I just finished an interesting essay; here’s some excerpts:
‘Capitalism and socialism are based on materialism. Production and utility alone areconsidered goods, and efficiency in methods is considered the sine qua non of ethicalcontemplation. Both systems are oriented to technology, hold to a linear view of history, and seek the mechanization of all aspects of humanity. As they both develop, the economic system and the state merge into a single machine. The error of the libertarians has always been their insistence that the state and private capital are opposed. Quite the opposite is true. Large concentrations of capital are deeply embedded in the state, using it as both a personal bodyguard and as a regulator that keeps market entry impossibly high. The defeat of the Justice Department by Microsoft in 2010-2012 shows the imbalance of power between private capital and the state.’
‘While the media has been quick to argue that North Dakota’s success is exclusively

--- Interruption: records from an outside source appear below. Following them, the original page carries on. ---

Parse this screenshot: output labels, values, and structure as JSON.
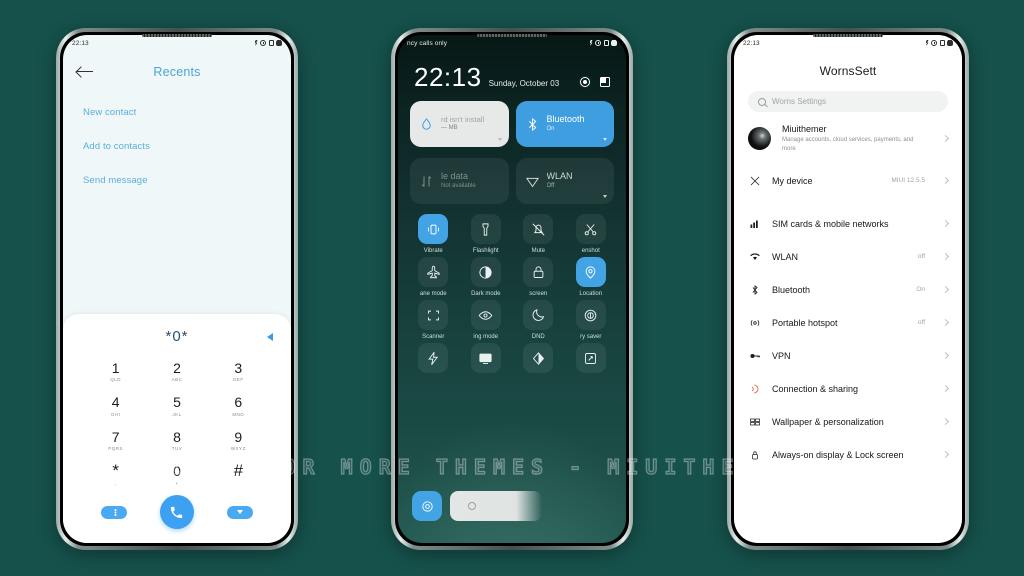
{
  "watermark": "VISIT FOR MORE THEMES - MIUITHEMER.COM",
  "phone1": {
    "statusbar": {
      "time": "22:13"
    },
    "header": {
      "title": "Recents"
    },
    "menu_items": [
      {
        "label": "New contact"
      },
      {
        "label": "Add to contacts"
      },
      {
        "label": "Send message"
      }
    ],
    "dialer": {
      "display": "*0*",
      "keys": [
        {
          "digit": "1",
          "letters": "QLD"
        },
        {
          "digit": "2",
          "letters": "ABC"
        },
        {
          "digit": "3",
          "letters": "DEF"
        },
        {
          "digit": "4",
          "letters": "GHI"
        },
        {
          "digit": "5",
          "letters": "JKL"
        },
        {
          "digit": "6",
          "letters": "MNO"
        },
        {
          "digit": "7",
          "letters": "PQRS"
        },
        {
          "digit": "8",
          "letters": "TUV"
        },
        {
          "digit": "9",
          "letters": "WXYZ"
        },
        {
          "digit": "*",
          "letters": ","
        },
        {
          "digit": "0",
          "letters": "+"
        },
        {
          "digit": "#",
          "letters": ""
        }
      ]
    }
  },
  "phone2": {
    "statusbar": {
      "carrier": "ncy calls only"
    },
    "clock": {
      "time": "22:13",
      "date": "Sunday, October 03"
    },
    "big_tiles": [
      {
        "title": "rd isn't install",
        "subtitle": "— MB",
        "state": "light",
        "icon": "water-drop-icon"
      },
      {
        "title": "Bluetooth",
        "subtitle": "On",
        "state": "on",
        "icon": "bluetooth-icon"
      },
      {
        "title": "le data",
        "subtitle": "Not available",
        "state": "off",
        "icon": "mobile-data-icon"
      },
      {
        "title": "WLAN",
        "subtitle": "Off",
        "state": "dim",
        "icon": "wlan-icon"
      }
    ],
    "quick_tiles": [
      {
        "label": "Vibrate",
        "icon": "vibrate-icon",
        "on": true
      },
      {
        "label": "Flashlight",
        "icon": "flashlight-icon",
        "on": false
      },
      {
        "label": "Mute",
        "icon": "mute-icon",
        "on": false
      },
      {
        "label": "enshot",
        "icon": "screenshot-icon",
        "on": false
      },
      {
        "label": "ane mode",
        "icon": "airplane-mode-icon",
        "on": false
      },
      {
        "label": "Dark mode",
        "icon": "dark-mode-icon",
        "on": false
      },
      {
        "label": "screen",
        "icon": "lock-screen-icon",
        "on": false
      },
      {
        "label": "Location",
        "icon": "location-icon",
        "on": true
      },
      {
        "label": "Scanner",
        "icon": "scanner-icon",
        "on": false
      },
      {
        "label": "ing mode",
        "icon": "reading-mode-icon",
        "on": false
      },
      {
        "label": "DND",
        "icon": "dnd-icon",
        "on": false
      },
      {
        "label": "ry saver",
        "icon": "battery-saver-icon",
        "on": false
      },
      {
        "label": "",
        "icon": "lightning-icon",
        "on": false
      },
      {
        "label": "",
        "icon": "cast-icon",
        "on": false
      },
      {
        "label": "",
        "icon": "contrast-icon",
        "on": false
      },
      {
        "label": "",
        "icon": "expand-icon",
        "on": false
      }
    ]
  },
  "phone3": {
    "statusbar": {
      "time": "22:13"
    },
    "title": "WornsSett",
    "search": {
      "placeholder": "Worns Settings"
    },
    "account": {
      "name": "Miuithemer",
      "subtitle": "Manage accounts, cloud services, payments, and more"
    },
    "rows": [
      {
        "label": "My device",
        "value": "MIUI 12.5.5",
        "icon": "device-icon"
      },
      {
        "label": "SIM cards & mobile networks",
        "value": "",
        "icon": "sim-icon"
      },
      {
        "label": "WLAN",
        "value": "off",
        "icon": "wifi-icon"
      },
      {
        "label": "Bluetooth",
        "value": "On",
        "icon": "bluetooth-icon"
      },
      {
        "label": "Portable hotspot",
        "value": "off",
        "icon": "hotspot-icon"
      },
      {
        "label": "VPN",
        "value": "",
        "icon": "vpn-key-icon"
      },
      {
        "label": "Connection & sharing",
        "value": "",
        "icon": "connection-sharing-icon"
      },
      {
        "label": "Wallpaper & personalization",
        "value": "",
        "icon": "wallpaper-icon"
      },
      {
        "label": "Always-on display & Lock screen",
        "value": "",
        "icon": "lock-icon"
      }
    ]
  }
}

due to its diminutive petroleum industry, this kind of development has certainly not occurred in Alaska, which has far more oil than North Dakota. Nigeria is drowning in oil, and yet, she remains poor. Somalia and Chad, too, sit on rivers of oil, as does Indonesia and Burma, but all of these states also remain fairly undeveloped. Apparently, oil only benefits North Dakota and the Beverly Hillbillies.
Indeed, the central strength of Goodson’s book is its consistency. It has one thesis:
wherever state banks [as opposed to international-Roger] rule the financial universe of a society, that economy does very well. His analysis of 1930s Germany, Italy and early 20th century Japan all feature state controlled banks, low interest loans, state directed investment and a general loathing of libertarian free markets. They also feature triple digit growth rates, zero unemployment and low inflation. In our own day, China, Taiwan and Belarus all are in the same boat.’